● **Work to complete**: Every line below that contains the word "watermark" must be copied.

Page and application data records
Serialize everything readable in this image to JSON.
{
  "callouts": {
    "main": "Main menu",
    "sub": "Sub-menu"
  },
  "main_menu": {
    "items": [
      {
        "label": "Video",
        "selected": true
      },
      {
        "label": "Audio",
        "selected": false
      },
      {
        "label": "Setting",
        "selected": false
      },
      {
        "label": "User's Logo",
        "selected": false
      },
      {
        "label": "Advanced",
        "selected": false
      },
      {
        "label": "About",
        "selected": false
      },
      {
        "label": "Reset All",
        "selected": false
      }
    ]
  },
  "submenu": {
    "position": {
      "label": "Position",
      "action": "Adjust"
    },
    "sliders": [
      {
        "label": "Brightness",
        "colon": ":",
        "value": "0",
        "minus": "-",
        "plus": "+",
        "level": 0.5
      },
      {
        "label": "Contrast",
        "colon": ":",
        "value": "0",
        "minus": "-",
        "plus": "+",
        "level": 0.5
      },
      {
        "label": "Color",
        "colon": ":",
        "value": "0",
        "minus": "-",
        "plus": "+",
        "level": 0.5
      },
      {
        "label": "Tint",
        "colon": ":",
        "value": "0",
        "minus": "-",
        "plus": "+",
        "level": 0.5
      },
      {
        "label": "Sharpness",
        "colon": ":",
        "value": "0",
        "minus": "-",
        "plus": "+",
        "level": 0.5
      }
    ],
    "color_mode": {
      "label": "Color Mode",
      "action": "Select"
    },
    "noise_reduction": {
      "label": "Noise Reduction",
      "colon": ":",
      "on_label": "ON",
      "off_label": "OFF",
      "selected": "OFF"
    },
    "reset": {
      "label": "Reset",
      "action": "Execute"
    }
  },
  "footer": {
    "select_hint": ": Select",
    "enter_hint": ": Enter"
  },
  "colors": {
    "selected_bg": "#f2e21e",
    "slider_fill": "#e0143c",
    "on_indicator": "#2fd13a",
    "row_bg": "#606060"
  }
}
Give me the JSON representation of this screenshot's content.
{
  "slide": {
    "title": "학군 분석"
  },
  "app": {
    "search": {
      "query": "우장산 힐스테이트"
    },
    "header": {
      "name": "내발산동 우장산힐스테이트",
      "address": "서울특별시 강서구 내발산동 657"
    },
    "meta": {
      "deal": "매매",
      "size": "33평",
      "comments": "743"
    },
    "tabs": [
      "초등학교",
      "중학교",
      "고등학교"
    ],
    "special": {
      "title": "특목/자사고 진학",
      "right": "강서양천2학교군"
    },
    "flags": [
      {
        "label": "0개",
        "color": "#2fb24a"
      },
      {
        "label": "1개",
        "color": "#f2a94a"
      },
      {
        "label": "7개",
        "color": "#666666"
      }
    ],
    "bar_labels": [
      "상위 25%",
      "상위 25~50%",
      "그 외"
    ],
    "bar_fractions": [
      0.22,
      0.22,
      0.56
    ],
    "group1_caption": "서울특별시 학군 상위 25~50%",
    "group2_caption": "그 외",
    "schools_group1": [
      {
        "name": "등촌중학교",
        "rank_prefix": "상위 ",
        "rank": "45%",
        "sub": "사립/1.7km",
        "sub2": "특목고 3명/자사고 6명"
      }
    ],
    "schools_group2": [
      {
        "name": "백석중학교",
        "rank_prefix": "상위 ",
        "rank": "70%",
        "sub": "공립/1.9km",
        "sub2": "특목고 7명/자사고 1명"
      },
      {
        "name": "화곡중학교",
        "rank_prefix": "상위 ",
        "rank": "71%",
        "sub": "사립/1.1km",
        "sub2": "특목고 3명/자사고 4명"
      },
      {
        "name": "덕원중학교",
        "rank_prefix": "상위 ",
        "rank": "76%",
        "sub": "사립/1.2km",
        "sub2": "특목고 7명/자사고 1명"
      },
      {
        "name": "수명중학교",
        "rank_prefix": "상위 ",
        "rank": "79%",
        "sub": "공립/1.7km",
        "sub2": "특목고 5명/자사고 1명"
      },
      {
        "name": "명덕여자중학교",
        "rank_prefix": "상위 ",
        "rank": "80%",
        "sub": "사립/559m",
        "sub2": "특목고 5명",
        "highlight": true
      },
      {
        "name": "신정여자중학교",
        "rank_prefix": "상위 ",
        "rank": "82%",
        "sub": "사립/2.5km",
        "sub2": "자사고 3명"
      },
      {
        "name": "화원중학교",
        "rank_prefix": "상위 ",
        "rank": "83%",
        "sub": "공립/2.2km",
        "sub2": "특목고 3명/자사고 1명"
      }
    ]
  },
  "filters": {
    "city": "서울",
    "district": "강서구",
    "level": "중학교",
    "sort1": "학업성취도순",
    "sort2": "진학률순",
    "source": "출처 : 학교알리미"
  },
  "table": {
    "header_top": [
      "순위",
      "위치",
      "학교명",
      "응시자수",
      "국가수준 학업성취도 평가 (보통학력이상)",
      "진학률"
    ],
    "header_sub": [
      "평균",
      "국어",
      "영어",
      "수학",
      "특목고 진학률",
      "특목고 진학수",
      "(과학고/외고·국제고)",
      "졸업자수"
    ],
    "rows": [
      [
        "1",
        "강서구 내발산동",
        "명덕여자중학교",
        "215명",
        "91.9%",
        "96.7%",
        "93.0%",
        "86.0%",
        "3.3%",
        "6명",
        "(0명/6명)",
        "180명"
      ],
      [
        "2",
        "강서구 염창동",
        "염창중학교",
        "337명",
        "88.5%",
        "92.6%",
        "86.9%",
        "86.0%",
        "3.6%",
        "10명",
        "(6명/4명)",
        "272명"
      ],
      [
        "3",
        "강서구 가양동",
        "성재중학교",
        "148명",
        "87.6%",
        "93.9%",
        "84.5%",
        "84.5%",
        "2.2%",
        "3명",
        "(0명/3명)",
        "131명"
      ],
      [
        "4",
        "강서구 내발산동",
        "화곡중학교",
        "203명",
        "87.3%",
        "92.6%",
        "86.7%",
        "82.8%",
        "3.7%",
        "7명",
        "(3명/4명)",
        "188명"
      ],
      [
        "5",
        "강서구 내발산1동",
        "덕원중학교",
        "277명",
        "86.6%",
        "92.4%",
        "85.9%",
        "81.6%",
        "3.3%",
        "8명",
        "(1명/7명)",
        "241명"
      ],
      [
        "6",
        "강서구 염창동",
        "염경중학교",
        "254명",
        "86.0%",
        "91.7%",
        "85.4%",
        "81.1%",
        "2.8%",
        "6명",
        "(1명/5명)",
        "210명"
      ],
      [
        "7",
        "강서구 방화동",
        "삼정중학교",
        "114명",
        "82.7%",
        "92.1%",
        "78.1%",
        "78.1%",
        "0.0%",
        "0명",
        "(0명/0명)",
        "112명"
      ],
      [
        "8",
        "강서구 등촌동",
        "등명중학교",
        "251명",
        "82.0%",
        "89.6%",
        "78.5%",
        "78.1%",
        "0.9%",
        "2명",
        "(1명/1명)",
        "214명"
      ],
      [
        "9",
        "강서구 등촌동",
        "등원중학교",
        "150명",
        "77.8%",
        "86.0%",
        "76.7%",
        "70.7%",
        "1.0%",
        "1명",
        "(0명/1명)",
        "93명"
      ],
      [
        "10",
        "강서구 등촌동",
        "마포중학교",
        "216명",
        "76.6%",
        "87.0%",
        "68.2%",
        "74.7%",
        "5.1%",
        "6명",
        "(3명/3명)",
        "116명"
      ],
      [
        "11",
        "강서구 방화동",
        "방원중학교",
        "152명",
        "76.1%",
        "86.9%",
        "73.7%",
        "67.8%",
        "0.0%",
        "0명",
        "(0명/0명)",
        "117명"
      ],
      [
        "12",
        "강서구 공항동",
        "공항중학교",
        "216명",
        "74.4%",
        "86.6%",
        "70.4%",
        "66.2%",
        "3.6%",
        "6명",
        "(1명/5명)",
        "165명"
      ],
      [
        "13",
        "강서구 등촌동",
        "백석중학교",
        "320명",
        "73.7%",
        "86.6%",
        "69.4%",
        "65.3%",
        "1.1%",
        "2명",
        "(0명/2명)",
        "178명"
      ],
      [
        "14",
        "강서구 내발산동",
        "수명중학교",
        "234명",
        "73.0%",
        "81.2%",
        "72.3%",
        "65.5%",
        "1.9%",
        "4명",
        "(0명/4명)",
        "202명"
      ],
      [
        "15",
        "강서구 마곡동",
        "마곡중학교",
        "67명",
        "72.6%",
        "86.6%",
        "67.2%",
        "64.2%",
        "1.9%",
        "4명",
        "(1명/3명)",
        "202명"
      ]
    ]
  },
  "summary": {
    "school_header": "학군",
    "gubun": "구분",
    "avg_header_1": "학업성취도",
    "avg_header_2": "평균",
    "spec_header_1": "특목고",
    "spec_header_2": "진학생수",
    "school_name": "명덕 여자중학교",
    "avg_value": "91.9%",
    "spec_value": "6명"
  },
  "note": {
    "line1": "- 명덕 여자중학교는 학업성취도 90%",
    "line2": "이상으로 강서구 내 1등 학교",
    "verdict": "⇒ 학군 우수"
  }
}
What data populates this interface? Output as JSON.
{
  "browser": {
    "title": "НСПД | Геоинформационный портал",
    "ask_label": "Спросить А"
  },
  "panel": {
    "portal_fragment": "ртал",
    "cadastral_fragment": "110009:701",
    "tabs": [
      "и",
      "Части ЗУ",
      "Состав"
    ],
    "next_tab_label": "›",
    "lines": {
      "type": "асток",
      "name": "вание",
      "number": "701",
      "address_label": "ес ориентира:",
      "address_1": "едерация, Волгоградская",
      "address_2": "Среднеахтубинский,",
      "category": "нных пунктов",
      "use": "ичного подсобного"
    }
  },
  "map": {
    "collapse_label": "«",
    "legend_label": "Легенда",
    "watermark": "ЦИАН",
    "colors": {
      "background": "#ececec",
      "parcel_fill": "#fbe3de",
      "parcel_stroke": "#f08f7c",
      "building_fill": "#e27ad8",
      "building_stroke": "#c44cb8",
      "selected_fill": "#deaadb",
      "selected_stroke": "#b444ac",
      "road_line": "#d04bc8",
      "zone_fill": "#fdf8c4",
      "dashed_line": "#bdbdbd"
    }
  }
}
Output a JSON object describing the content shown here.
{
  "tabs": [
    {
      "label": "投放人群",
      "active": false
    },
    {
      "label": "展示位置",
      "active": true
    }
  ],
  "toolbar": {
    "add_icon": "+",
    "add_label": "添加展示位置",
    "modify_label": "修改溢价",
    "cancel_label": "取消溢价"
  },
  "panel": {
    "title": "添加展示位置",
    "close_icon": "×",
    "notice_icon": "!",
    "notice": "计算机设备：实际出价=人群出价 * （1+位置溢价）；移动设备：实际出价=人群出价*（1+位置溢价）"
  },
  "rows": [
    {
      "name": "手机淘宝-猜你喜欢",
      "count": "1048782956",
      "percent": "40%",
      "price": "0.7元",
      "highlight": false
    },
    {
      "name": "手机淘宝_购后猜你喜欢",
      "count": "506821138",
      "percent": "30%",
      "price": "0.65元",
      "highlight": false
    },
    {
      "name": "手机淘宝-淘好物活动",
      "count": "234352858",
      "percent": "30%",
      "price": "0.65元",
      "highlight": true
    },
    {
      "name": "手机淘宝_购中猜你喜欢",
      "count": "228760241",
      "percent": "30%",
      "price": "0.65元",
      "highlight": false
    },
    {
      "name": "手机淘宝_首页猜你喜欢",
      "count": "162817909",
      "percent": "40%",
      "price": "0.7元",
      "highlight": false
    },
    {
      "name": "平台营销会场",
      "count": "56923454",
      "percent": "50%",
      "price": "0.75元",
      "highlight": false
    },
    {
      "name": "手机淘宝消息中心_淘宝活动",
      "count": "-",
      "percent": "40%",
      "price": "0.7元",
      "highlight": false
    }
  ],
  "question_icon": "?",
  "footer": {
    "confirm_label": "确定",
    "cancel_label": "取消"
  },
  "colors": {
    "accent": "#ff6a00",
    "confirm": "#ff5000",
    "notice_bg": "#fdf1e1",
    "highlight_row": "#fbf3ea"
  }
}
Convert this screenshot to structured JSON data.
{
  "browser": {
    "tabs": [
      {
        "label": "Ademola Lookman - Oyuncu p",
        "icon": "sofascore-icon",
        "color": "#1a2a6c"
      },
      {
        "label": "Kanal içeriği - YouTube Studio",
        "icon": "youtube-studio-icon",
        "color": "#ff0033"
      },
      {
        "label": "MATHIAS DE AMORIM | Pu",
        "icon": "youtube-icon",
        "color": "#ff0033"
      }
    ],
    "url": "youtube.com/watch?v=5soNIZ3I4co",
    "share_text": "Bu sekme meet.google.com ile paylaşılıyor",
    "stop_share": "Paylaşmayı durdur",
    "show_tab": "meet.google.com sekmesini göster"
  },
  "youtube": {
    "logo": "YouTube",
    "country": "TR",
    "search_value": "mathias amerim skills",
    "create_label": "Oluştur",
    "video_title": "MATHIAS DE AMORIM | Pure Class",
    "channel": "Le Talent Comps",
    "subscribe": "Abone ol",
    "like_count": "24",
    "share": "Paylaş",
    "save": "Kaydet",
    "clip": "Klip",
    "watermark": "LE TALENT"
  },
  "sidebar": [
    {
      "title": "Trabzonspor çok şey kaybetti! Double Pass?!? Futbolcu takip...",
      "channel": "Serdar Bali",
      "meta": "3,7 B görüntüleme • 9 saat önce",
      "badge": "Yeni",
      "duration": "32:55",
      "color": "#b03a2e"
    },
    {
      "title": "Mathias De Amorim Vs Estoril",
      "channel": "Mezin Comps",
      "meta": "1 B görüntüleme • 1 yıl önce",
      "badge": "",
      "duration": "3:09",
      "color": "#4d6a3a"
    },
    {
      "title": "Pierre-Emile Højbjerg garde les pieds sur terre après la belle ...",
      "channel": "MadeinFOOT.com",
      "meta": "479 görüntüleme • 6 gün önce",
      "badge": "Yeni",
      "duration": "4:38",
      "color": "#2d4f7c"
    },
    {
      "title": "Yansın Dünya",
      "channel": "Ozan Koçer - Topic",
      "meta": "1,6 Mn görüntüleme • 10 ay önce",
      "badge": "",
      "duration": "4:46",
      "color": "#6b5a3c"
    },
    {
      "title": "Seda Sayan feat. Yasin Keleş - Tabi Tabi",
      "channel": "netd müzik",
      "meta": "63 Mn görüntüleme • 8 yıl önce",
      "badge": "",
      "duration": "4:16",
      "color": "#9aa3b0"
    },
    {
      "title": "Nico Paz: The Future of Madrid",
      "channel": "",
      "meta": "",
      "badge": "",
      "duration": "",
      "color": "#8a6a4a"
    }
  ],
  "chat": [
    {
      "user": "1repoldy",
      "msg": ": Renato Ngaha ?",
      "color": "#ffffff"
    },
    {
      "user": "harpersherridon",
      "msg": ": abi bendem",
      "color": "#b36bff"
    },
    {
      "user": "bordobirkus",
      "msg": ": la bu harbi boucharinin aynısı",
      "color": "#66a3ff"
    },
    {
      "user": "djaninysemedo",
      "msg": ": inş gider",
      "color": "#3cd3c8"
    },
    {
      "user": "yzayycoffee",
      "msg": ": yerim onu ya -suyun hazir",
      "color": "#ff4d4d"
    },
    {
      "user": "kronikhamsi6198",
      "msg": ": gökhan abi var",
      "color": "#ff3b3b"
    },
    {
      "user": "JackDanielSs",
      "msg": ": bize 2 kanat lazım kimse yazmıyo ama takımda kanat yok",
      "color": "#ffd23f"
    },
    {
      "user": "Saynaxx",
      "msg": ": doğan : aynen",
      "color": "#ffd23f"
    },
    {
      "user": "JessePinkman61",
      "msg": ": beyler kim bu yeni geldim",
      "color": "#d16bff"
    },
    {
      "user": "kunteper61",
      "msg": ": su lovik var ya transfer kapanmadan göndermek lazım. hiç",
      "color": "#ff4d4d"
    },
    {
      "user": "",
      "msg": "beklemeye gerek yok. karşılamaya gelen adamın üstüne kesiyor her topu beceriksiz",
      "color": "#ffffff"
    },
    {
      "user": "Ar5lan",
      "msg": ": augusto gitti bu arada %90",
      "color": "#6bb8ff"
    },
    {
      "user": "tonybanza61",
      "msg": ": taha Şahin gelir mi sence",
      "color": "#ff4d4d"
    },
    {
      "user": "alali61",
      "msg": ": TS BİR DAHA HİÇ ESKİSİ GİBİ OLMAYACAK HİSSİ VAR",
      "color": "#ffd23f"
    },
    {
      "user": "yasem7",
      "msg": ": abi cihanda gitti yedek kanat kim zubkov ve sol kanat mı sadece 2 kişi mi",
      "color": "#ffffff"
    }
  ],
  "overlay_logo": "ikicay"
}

● **Written reply**:
    "watermark": "ЦИАН",
    "watermark": "LE TALENT"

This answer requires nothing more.